This paper traces the principal thematic developments in Aristotle’s conception of chemical substance as they bear on the evolution of the notion into modern times. A line of speculation is indicated about the interpretation of elemental proportions clearly raised by Aristotle’s discussion but not pursued in his extant writings. Apart from its historical interest, Aristotle’s discussion of substance and mixture has been taken up in contemporary systematic philosophy (Fine 1995), where it is treated as at best only relevant to ordinary, (...) everyday views. This approach gains support from the contention that such views have been superseded by the molecular conception of chemical substance developed in 19th century science and extolled by advocates of the Kripke-Putnam conception of microessentialism (Kripke 1980, Putnam 1975). Duhem (1902), who well understood what would now be called the macroscopic theory of thermodynamics and its relevance to chemistry, had a different view, and the present discussion is much influenced by him. Certainly, Aristotle’s view stands in need of modification in the light of the understanding of mixtures provided by Gibbs’ phase rule (Gibbs 1948). But with a certain weakening, a central Aristotelian claim about mixtures still has some bearing. (shrink)
Eric Scerri has proposed an account of how reduction might be understood in chemistry. He claims to build on a general aspect of Popper's views which survives his otherwise heavy criticism, namely adherence to actual scientific practice. This is contrasted with Nagel's conception, which Scerri takes to be the philosopher's standard notion. I argue that his proposal, interesting though it is, is not so foreign to ideas in the tradition within which Nagel wrote as Scerri would have us believe. Moreover, (...) actual scientific practice can be commandeered in support of a holistic conception which Popper contrasted with what he saw as the admirable strivings towards reduction in science. (shrink)

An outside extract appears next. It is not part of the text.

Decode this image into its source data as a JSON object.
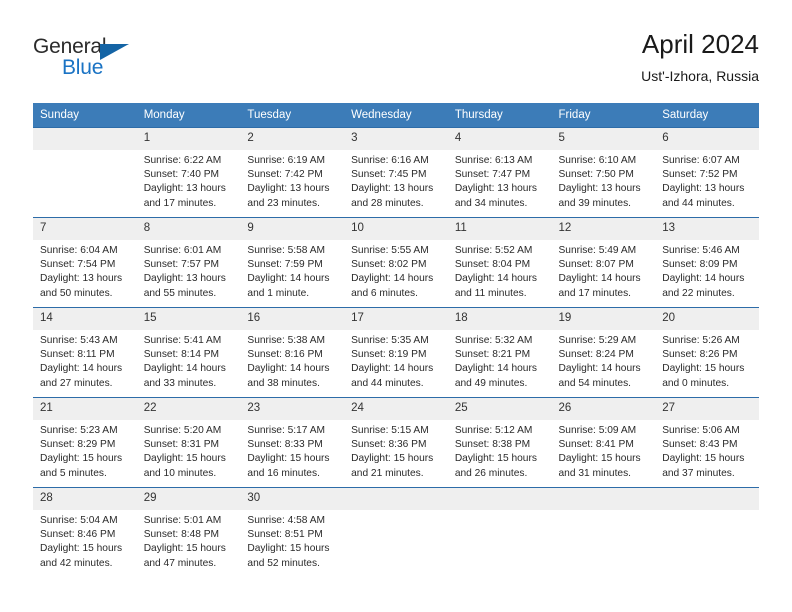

Chemistry deals with substances and their transformations. School chemistry provides a picture of this in terms of small balls called atoms and ball-and-stick structures called molecules which, despite its crudity, has been taken to justifiably reflect a reductionist conception of macroscopic concepts like the chemical substances and chemical reactions. But with the recent interest in chemistry within the philosophy of science, an extensive and determined criticism has developed of the idea that the macroscopic world has been, or is likely to (...) be, reduced to microscopic theory. From this perspective, it is of interest to see macroscopic ontology treated autonomously. I try to take a first few steps towards spelling this out. It involves recognising entities falling into two broad categories: continuants-things which can have different properties at different times — and processes — things whose temporal parts may have different features, but which themselves stand in contrast to continuants in this respect. The character of each and their interrelations depends on their mereological structure of parts, the exploration of which is one of the prime purposes of the paper. (shrink)